Cycling gives you the freedom to move fast with the breeze in your face, without the constraints of being in a car. Unfortunately, one of the downsides for some cyclists is recurring lower back pain after taking a ride. It can quickly take the fun out of cycling.
You can take steps to alleviate or even eliminate the pain.
What Exactly Is Lower Back Pain?
When someone refers to lower back pain, they are often talking about pain coming from the lumbar area of the spine. This area of the spine supports a lot of the weight of the upper body. Spinal discs separate vertebrae, cushioning the bones as the spine flexes. Ligaments keep the vertebrae in position while tendons connect the spinal column to the muscles.
Pain radiating from the lower back can happen for a number of reasons. Here are a few of the more common ones:
- Sprains occur if the ligaments get overstretched or torn.
- Strains happen when the tendon or muscles get torn.
- Herniated discs happen when the spinal disc is compressed and starts to bulge out of its normal location.
- Radiculopathy occurs when a nerve gets compressed, inflamed or injured.
- Spondylolisthesis (Slipped disc) happens when a vertebrae moves out of place, often pinching nerves in the process.

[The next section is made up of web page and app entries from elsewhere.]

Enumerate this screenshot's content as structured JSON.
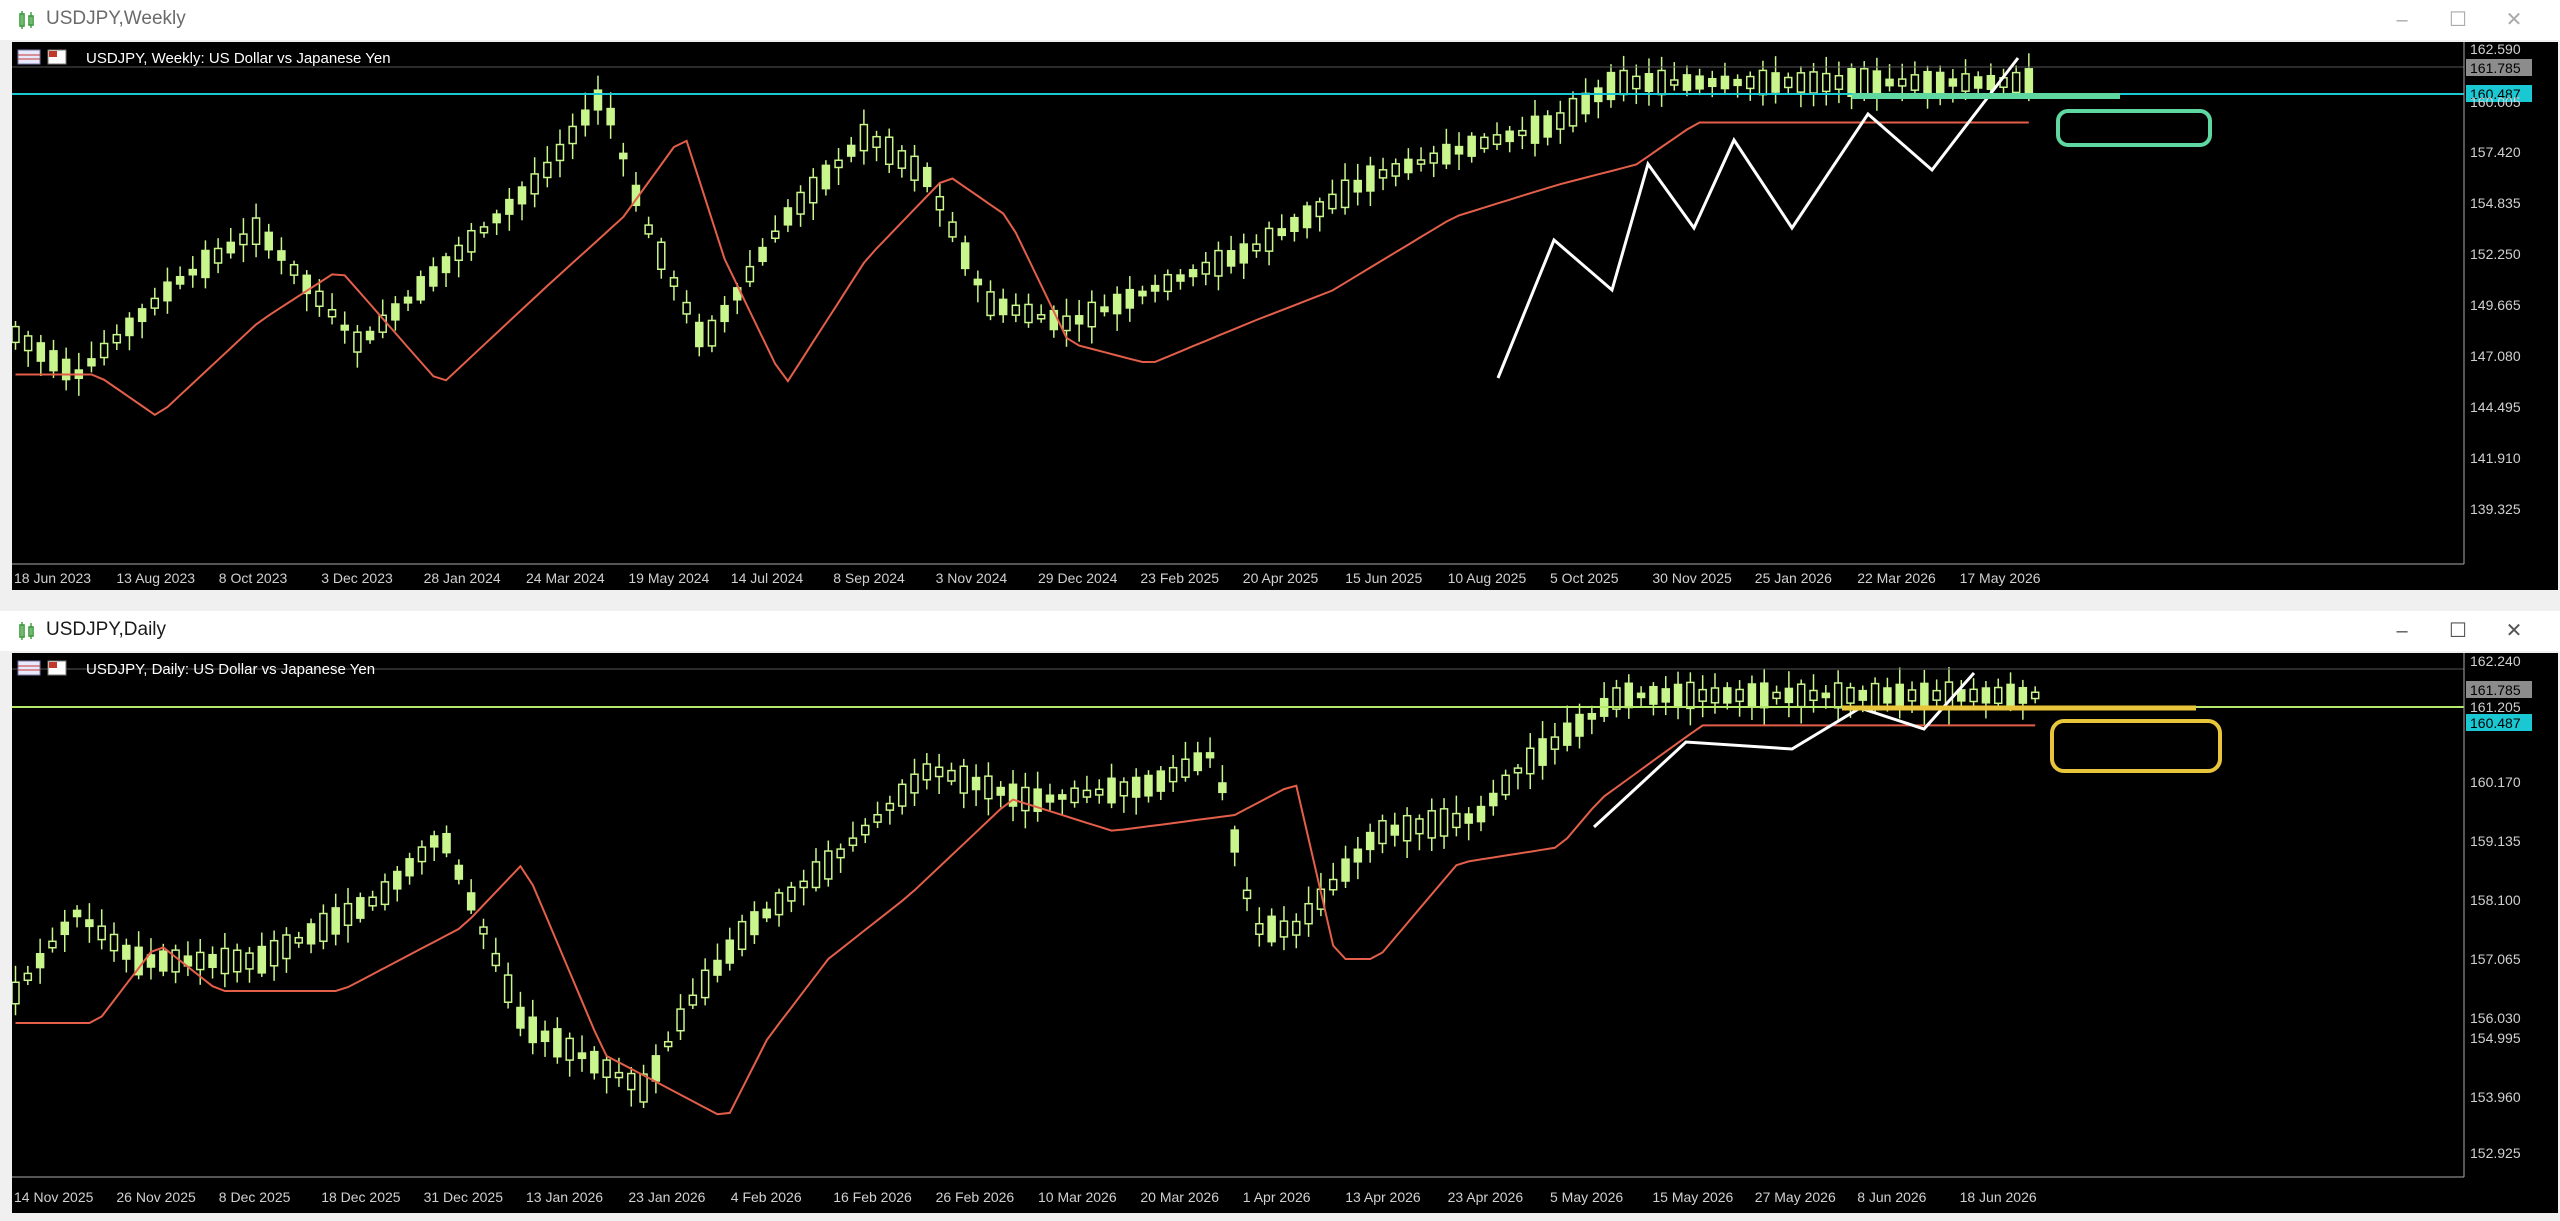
{
  "weekly": {
    "window_title": "USDJPY,Weekly",
    "chart_label": "USDJPY, Weekly:  US Dollar vs Japanese Yen",
    "price_levels": [
      "162.590",
      "161.785",
      "160.487",
      "160.005",
      "157.420",
      "154.835",
      "152.250",
      "149.665",
      "147.080",
      "144.495",
      "141.910",
      "139.325"
    ],
    "current_price": "161.785",
    "hline_price": "160.487",
    "dates": [
      "18 Jun 2023",
      "13 Aug 2023",
      "8 Oct 2023",
      "3 Dec 2023",
      "28 Jan 2024",
      "24 Mar 2024",
      "19 May 2024",
      "14 Jul 2024",
      "8 Sep 2024",
      "3 Nov 2024",
      "29 Dec 2024",
      "23 Feb 2025",
      "20 Apr 2025",
      "15 Jun 2025",
      "10 Aug 2025",
      "5 Oct 2025",
      "30 Nov 2025",
      "25 Jan 2026",
      "22 Mar 2026",
      "17 May 2026"
    ],
    "annotation_color": "#5fd7a0"
  },
  "daily": {
    "window_title": "USDJPY,Daily",
    "chart_label": "USDJPY, Daily:  US Dollar vs Japanese Yen",
    "price_levels": [
      "162.240",
      "161.785",
      "161.205",
      "160.487",
      "160.170",
      "159.135",
      "158.100",
      "157.065",
      "156.030",
      "154.995",
      "153.960",
      "152.925"
    ],
    "current_price": "161.785",
    "hline_price": "160.487",
    "dates": [
      "14 Nov 2025",
      "26 Nov 2025",
      "8 Dec 2025",
      "18 Dec 2025",
      "31 Dec 2025",
      "13 Jan 2026",
      "23 Jan 2026",
      "4 Feb 2026",
      "16 Feb 2026",
      "26 Feb 2026",
      "10 Mar 2026",
      "20 Mar 2026",
      "1 Apr 2026",
      "13 Apr 2026",
      "23 Apr 2026",
      "5 May 2026",
      "15 May 2026",
      "27 May 2026",
      "8 Jun 2026",
      "18 Jun 2026"
    ],
    "annotation_color": "#e8c53a"
  },
  "colors": {
    "candle": "#c8f58c",
    "ma": "#e35f4a",
    "hline_weekly": "#19c8d2",
    "hline_daily": "#b6e86a",
    "bg": "#000000",
    "grid_text": "#d0d0d0"
  }
}
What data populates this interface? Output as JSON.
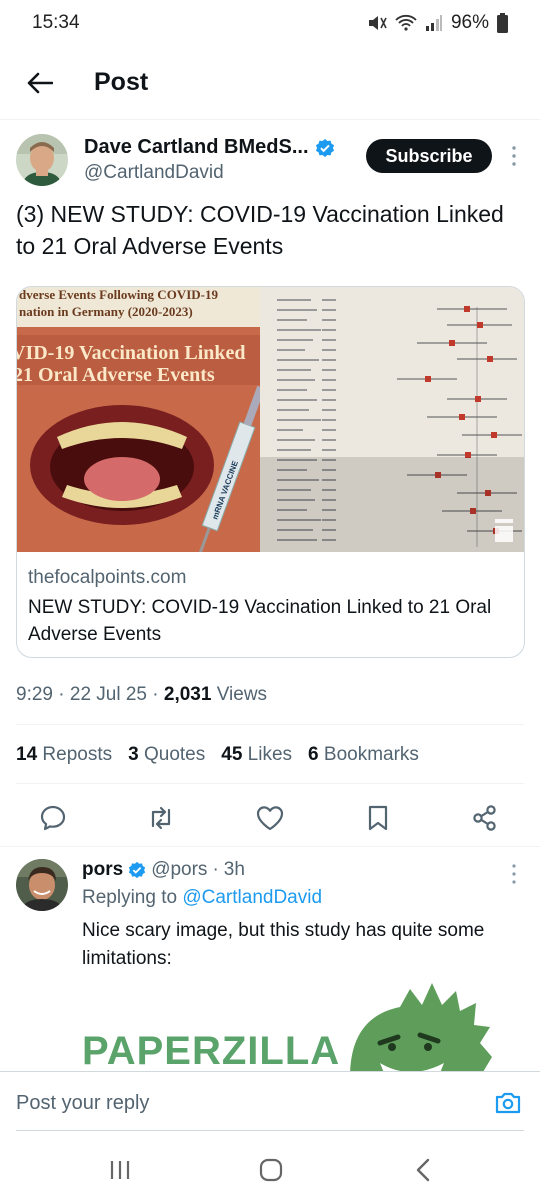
{
  "status_bar": {
    "time": "15:34",
    "battery": "96%"
  },
  "header": {
    "title": "Post"
  },
  "post": {
    "author_name": "Dave Cartland BMedS...",
    "author_handle": "@CartlandDavid",
    "subscribe_label": "Subscribe",
    "text": "(3) NEW STUDY: COVID-19 Vaccination Linked to 21 Oral Adverse Events",
    "card": {
      "image_heading_1": "dverse Events Following COVID-19",
      "image_heading_2": "nation in Germany (2020-2023)",
      "image_overlay_1": "VID-19 Vaccination Linked",
      "image_overlay_2": "21 Oral Adverse Events",
      "syringe_label": "mRNA VACCINE",
      "domain": "thefocalpoints.com",
      "title": "NEW STUDY: COVID-19 Vaccination Linked to 21 Oral Adverse Events"
    },
    "time": "9:29",
    "date": "22 Jul 25",
    "views_count": "2,031",
    "views_label": "Views",
    "stats": [
      {
        "count": "14",
        "label": "Reposts"
      },
      {
        "count": "3",
        "label": "Quotes"
      },
      {
        "count": "45",
        "label": "Likes"
      },
      {
        "count": "6",
        "label": "Bookmarks"
      }
    ]
  },
  "reply": {
    "name": "pors",
    "handle": "@pors",
    "age": "3h",
    "replying_prefix": "Replying to",
    "replying_to": "@CartlandDavid",
    "text": "Nice scary image, but this study has quite some limitations:",
    "image_text": "PAPERZILLA"
  },
  "composer": {
    "placeholder": "Post your reply"
  },
  "colors": {
    "accent": "#1d9bf0",
    "text": "#0f1419",
    "muted": "#536471",
    "brand_green": "#5aa36a"
  }
}
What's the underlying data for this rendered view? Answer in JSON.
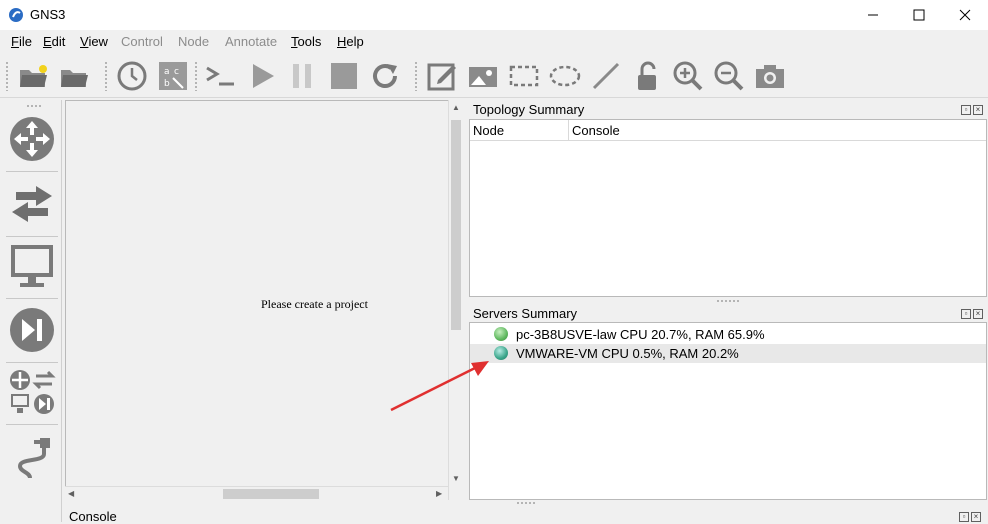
{
  "window": {
    "title": "GNS3"
  },
  "menu": {
    "file": "ile",
    "file_u": "F",
    "edit": "dit",
    "edit_u": "E",
    "view": "iew",
    "view_u": "V",
    "control": "Control",
    "node": "Node",
    "annotate": "Annotate",
    "tools": "ools",
    "tools_u": "T",
    "help": "elp",
    "help_u": "H"
  },
  "canvas": {
    "message": "Please create a project"
  },
  "topology": {
    "title": "Topology Summary",
    "columns": [
      "Node",
      "Console"
    ]
  },
  "servers": {
    "title": "Servers Summary",
    "items": [
      {
        "label": "pc-3B8USVE-law CPU 20.7%, RAM 65.9%",
        "status_color": "#5fb85f"
      },
      {
        "label": "VMWARE-VM CPU 0.5%, RAM 20.2%",
        "status_color": "#3aa58a"
      }
    ]
  },
  "console": {
    "title": "Console"
  },
  "colors": {
    "annotation_arrow": "#e03030",
    "icon_gray": "#7a7a7a"
  }
}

If the underlying cause of the lower back pain can be eliminated, there should be no lasting damage to the spinal column. However, not dealing with the cause of the pain can have long-lasting consequences.
How Can Cycling Cause Lower Back Pain?
Riding a bicycle utilises your body’s ability to move, from the spine, to the legs, to the pelvis. In addition to your body moving, you also interact with the bicycle. The seat, the pedals, and the handlebars all contribute to the way you move and hold your body.
Here are a few reasons why cycling can cause lower back pain:
- The bike is not the right size for you. If you are riding a bike too large or too small, you are putting your lower back in awkward positions.
- The bike isn’t properly fitted to your body. If the seat is too high or the bars too far forward, you may be overstretching your lower back.
- Your core or pelvis muscles aren’t strong enough. If they aren’t strong enough, it can put unneeded stress on the lower back.
- You are staying in one position too long. This increases the chance of strain or tissue damage in the lower back.
How Can You Prevent Lower Back Pain During and After Cycling?
There are simple ways you can prevent lower back pain before, during, and after a good ride:
- Fit your bike – Make sure you have 25 to 35 degrees of knee flexion on the bottom of the pedal stroke. Lower your seat as needed. Adjust your handlebar stem so you are in a more upright position.
- Stretch Before and After a Ride – Add abdominal and pelvic stretching to your before and after routines.
- Train Your Abdominal and Pelvis Muscles – The stronger these muscles are, the less strain you put on your lower back.
- Increase Mileage Gradually – If you are working to increase your distance, do it gradually.
What Are the Pain Relief Options Available?
Most lower back pain will go away with proper rest and treatment. However, dealing with the pain is another challenge. There are various medications available at different strengths.
- Paracetamol is a good option for mild to moderate pain. It’s readily available over the counter and comes in different strengths. It works well on its own and in conjunction with other medications.
- NSAIDS, like ibuprofen, offer relief for both pain and inflammation. They work to block prostaglandins, the body chemical which triggers pain and inflammation around wounds. NSAIDS are readily available and can often be paired with caffeine for faster relief.
- Codeine works well to alleviate moderate to severe pain. It transforms into morphine the body, blocking pain signals entering the brain. It is addictive and should be taken only under doctor’s orders.
Before you try any medication for your lower back pain, it’s important to seek the advice of a doctor before you buy pain relief online. You need to determine what is causing the pain and work to solve that problem, before dulling the pain with medication.
Cycling should be a fun experience, never marred by pain. If you are experiencing lower back pain, you can take action to alleviate it. Seek treatment and use medications as recommended by your doctor.